Comment on by Gardner Campbell

Fascinating! I do wish “blogs about them” were linked to his blog. Good to keep the *good* Google juice circulating. :) Also, I can’t find his blog very easily with a straightforward search. I’ll keep trying. I owe it to opera, documentation, bib overalls, and the aurora.

P.S. You have a way with images. Been meaning to compliment you on your header. Kubrick would be pleased, I think.

Amen, brother, amen!! I'm having a similar ex…

Amen, brother, amen!!

I'm having a similar experience with the "text" - but reading your post gave me some new insights as well...

First of all - when we were discussing McLuhan we talked about a society being limited by what they know and experience, in the context of challenges in just plopping new technology into it... but it strikes me in a new way that the opposite is true too... Our experience and expectations that are shaped by technology not only challenge us in moving forward, but also in moving "backward". As you are, I prefer to read on the go - when it's convenient and I'm able to, and in a way in which I can pull more information into it. Going "back" to static text is often cumbersome. Interesting.

Secondly - I think some technologies/platforms have started moving toward the built-in interactivity you're talking about toward the end. But you highlight some amazing remaining opportunity. You know those webpages (not all, I'm not sure how or which ones are programmed for it?) that highlight some words or concepts as links? And in e-readers, many have a built-in dictionary that allows you to look up any word... and you can see what others have highlighted, and with what frequency... WHAT IF you could right-click on any word or selected phrase in electronic media and get a pop-up menu with options like "look up," "search related concepts," "search related media," "find related quotes," "find related commentary"... Hmm, that could be really cool.

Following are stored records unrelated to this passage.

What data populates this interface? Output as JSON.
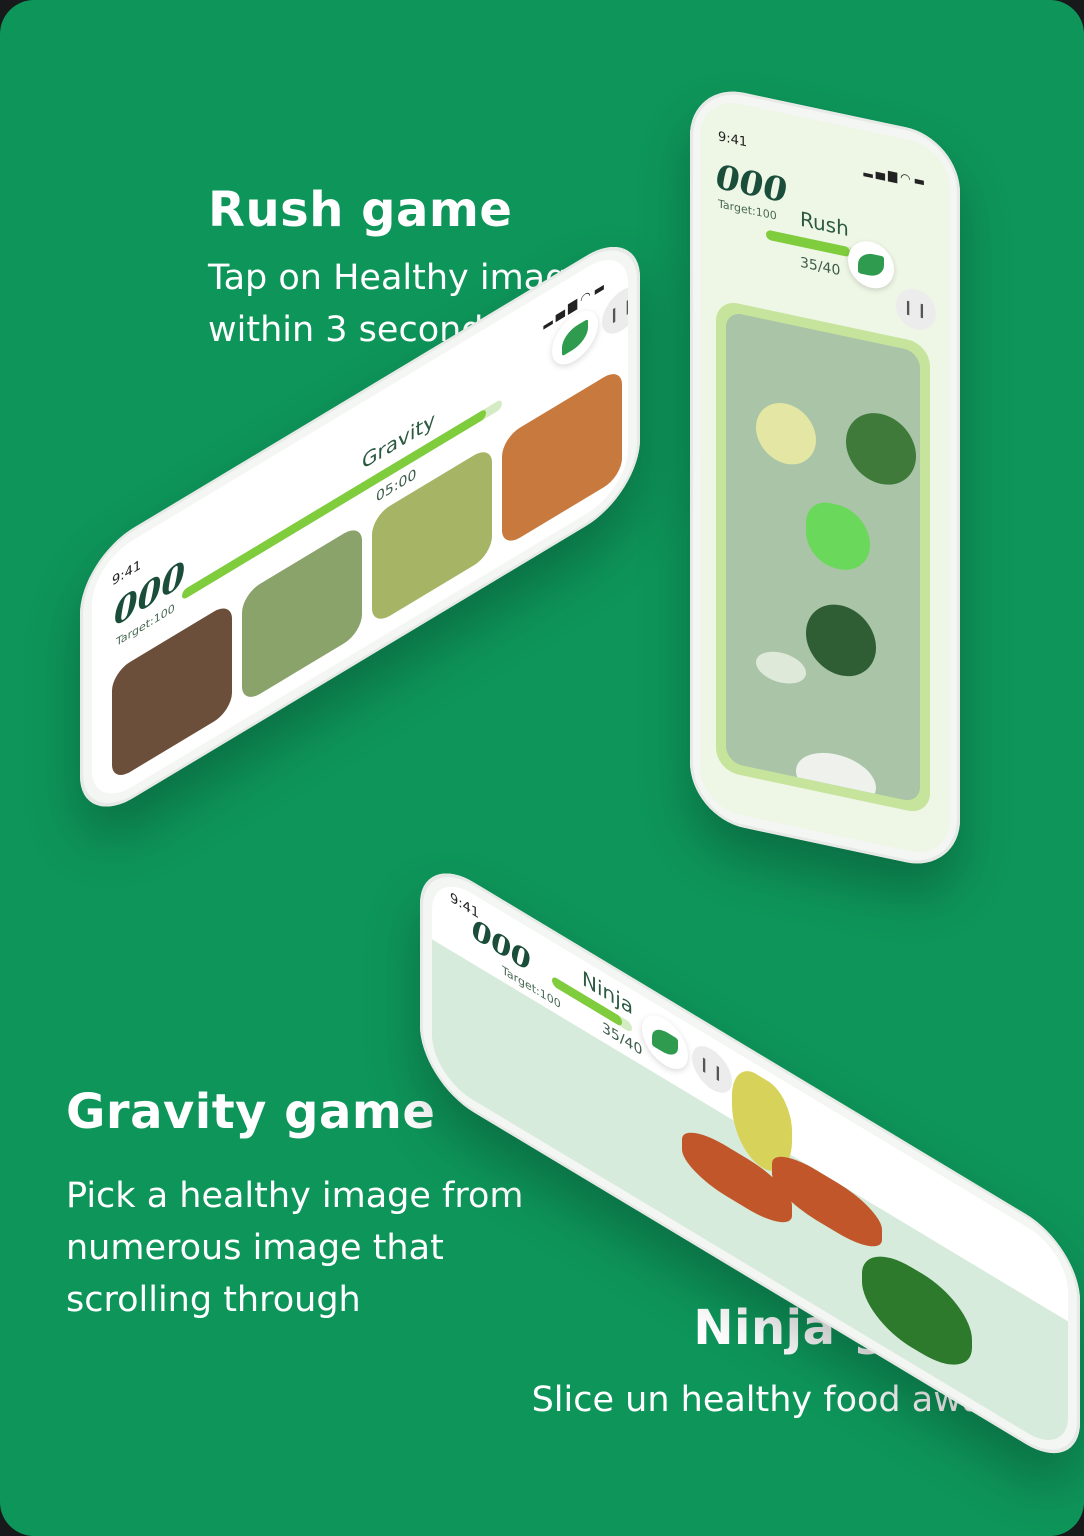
{
  "captions": {
    "rush": {
      "title": "Rush game",
      "desc_line1": "Tap on Healthy image",
      "desc_line2": "within 3 second"
    },
    "gravity": {
      "title": "Gravity game",
      "desc_line1": "Pick a healthy image from",
      "desc_line2": "numerous image that",
      "desc_line3": "scrolling through"
    },
    "ninja": {
      "title": "Ninja game",
      "desc_line1": "Slice un healthy food away"
    }
  },
  "rush_phone": {
    "time": "9:41",
    "score": "000",
    "target": "Target:100",
    "title": "Rush",
    "counter": "35/40",
    "progress": 0.875
  },
  "gravity_phone": {
    "time": "9:41",
    "score": "000",
    "target": "Target:100",
    "title": "Gravity",
    "timer": "05:00",
    "progress": 0.95
  },
  "ninja_phone": {
    "time": "9:41",
    "score": "000",
    "target": "Target:100",
    "title": "Ninja",
    "counter": "35/40",
    "progress": 0.875
  },
  "colors": {
    "background": "#0e955a",
    "accent": "#7fcc3c",
    "text_dark": "#1a4d3a"
  },
  "icons": [
    "leaf-logo-icon",
    "pause-icon",
    "signal-icon",
    "wifi-icon",
    "battery-icon",
    "smiley-logo-icon"
  ]
}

Amen, brother, amen!! I'm having a similar ex…

Amen, brother, amen!!

I'm having a similar experience with the "text" - but reading your post gave me some new insights as well...

First of all - when we were discussing McLuhan we talked about a society being limited by what they know and experience, in the context of challenges in just plopping new technology into it... but it strikes me in a new way that the opposite is true too... Our experience and expectations that are shaped by technology not only challenge us in moving forward, but also in moving "backward". As you are, I prefer to read on the go - when it's convenient and I'm able to, and in a way in which I can pull more information into it. Going "back" to static text is often cumbersome. Interesting.

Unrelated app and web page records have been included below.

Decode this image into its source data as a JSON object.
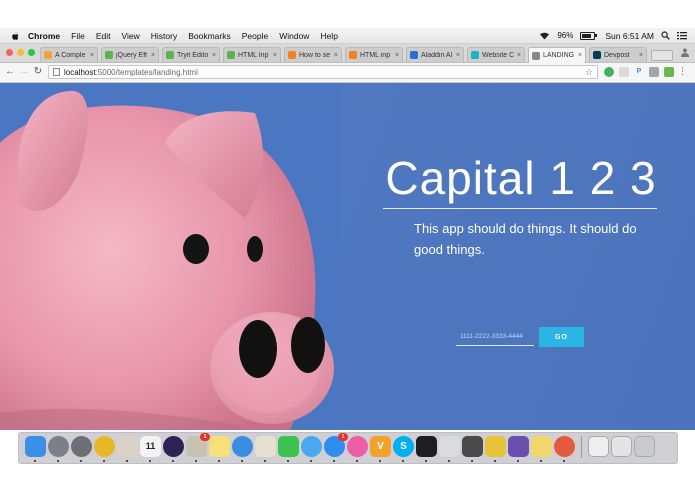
{
  "menubar": {
    "app_name": "Chrome",
    "items": [
      "File",
      "Edit",
      "View",
      "History",
      "Bookmarks",
      "People",
      "Window",
      "Help"
    ],
    "battery": "96%",
    "clock": "Sun 6:51 AM"
  },
  "tabs": [
    {
      "title": "A Comple",
      "icon": "star-icon",
      "color": "#f2a33a"
    },
    {
      "title": "jQuery Eff",
      "icon": "w3-icon",
      "color": "#5ab34b"
    },
    {
      "title": "Tryit Edito",
      "icon": "w3-icon",
      "color": "#5ab34b"
    },
    {
      "title": "HTML Inp",
      "icon": "w3-icon",
      "color": "#5ab34b"
    },
    {
      "title": "How to se",
      "icon": "so-icon",
      "color": "#f48024"
    },
    {
      "title": "HTML inp",
      "icon": "so-icon",
      "color": "#f48024"
    },
    {
      "title": "Aladdin Al",
      "icon": "aladdin-icon",
      "color": "#2b6fd1"
    },
    {
      "title": "Website C",
      "icon": "website-icon",
      "color": "#17b5c8"
    },
    {
      "title": "LANDING",
      "icon": "page-icon",
      "color": "#888888",
      "active": true
    },
    {
      "title": "Devpost",
      "icon": "devpost-icon",
      "color": "#003e54"
    }
  ],
  "address": {
    "host": "localhost",
    "path": ":5000/templates/landing.html"
  },
  "hero": {
    "title": "Capital 1 2 3",
    "text": "This app should do things. It should do good things."
  },
  "form": {
    "placeholder": "1111-2222-3333-4444",
    "value": "",
    "go_label": "GO"
  },
  "dock": {
    "calendar_day": "11",
    "mail_badge": "1",
    "appstore_badge": "1",
    "apps": [
      {
        "name": "finder-icon",
        "color": "#3b8fe6",
        "glyph": ""
      },
      {
        "name": "launchpad-icon",
        "color": "#7a7f88",
        "glyph": ""
      },
      {
        "name": "system-preferences-icon",
        "color": "#6c6f75",
        "glyph": ""
      },
      {
        "name": "chrome-icon",
        "color": "#e7b825",
        "glyph": ""
      },
      {
        "name": "preview-icon",
        "color": "#d9d2c5",
        "glyph": ""
      },
      {
        "name": "calendar-icon",
        "color": "#f4f4f4",
        "glyph": ""
      },
      {
        "name": "eclipse-icon",
        "color": "#2c2255",
        "glyph": ""
      },
      {
        "name": "photos-icon",
        "color": "#c9c2b2",
        "glyph": ""
      },
      {
        "name": "notes-icon",
        "color": "#f6e07b",
        "glyph": ""
      },
      {
        "name": "safari-icon",
        "color": "#3a8de2",
        "glyph": ""
      },
      {
        "name": "textedit-icon",
        "color": "#e6e0cf",
        "glyph": ""
      },
      {
        "name": "facetime-icon",
        "color": "#3cc24e",
        "glyph": ""
      },
      {
        "name": "messages-icon",
        "color": "#4aa8f2",
        "glyph": ""
      },
      {
        "name": "appstore-icon",
        "color": "#2f8cf0",
        "glyph": ""
      },
      {
        "name": "itunes-icon",
        "color": "#ef5da8",
        "glyph": ""
      },
      {
        "name": "vim-icon",
        "color": "#f2a12b",
        "glyph": "V"
      },
      {
        "name": "skype-icon",
        "color": "#00aff0",
        "glyph": "S"
      },
      {
        "name": "terminal-icon",
        "color": "#1e1e1e",
        "glyph": ""
      },
      {
        "name": "texteditor-icon",
        "color": "#d7dce3",
        "glyph": ""
      },
      {
        "name": "sublime-icon",
        "color": "#4a4a4a",
        "glyph": ""
      },
      {
        "name": "wunderlist-icon",
        "color": "#e8c33a",
        "glyph": ""
      },
      {
        "name": "viewer-icon",
        "color": "#6a4fb0",
        "glyph": ""
      },
      {
        "name": "stickies-icon",
        "color": "#f1d66a",
        "glyph": ""
      },
      {
        "name": "pinwheel-icon",
        "color": "#e35b3c",
        "glyph": ""
      }
    ],
    "right": [
      {
        "name": "document-stack-icon",
        "color": "#eeeeee"
      },
      {
        "name": "downloads-stack-icon",
        "color": "#e4e4e4"
      },
      {
        "name": "trash-icon",
        "color": "#c9cbcf"
      }
    ]
  }
}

Secondly - I think some technologies/platforms have started moving toward the built-in interactivity you're talking about toward the end. But you highlight some amazing remaining opportunity. You know those webpages (not all, I'm not sure how or which ones are programmed for it?) that highlight some words or concepts as links? And in e-readers, many have a built-in dictionary that allows you to look up any word... and you can see what others have highlighted, and with what frequency... WHAT IF you could right-click on any word or selected phrase in electronic media and get a pop-up menu with options like "look up," "search related concepts," "search related media," "find related quotes," "find related commentary"... Hmm, that could be really cool.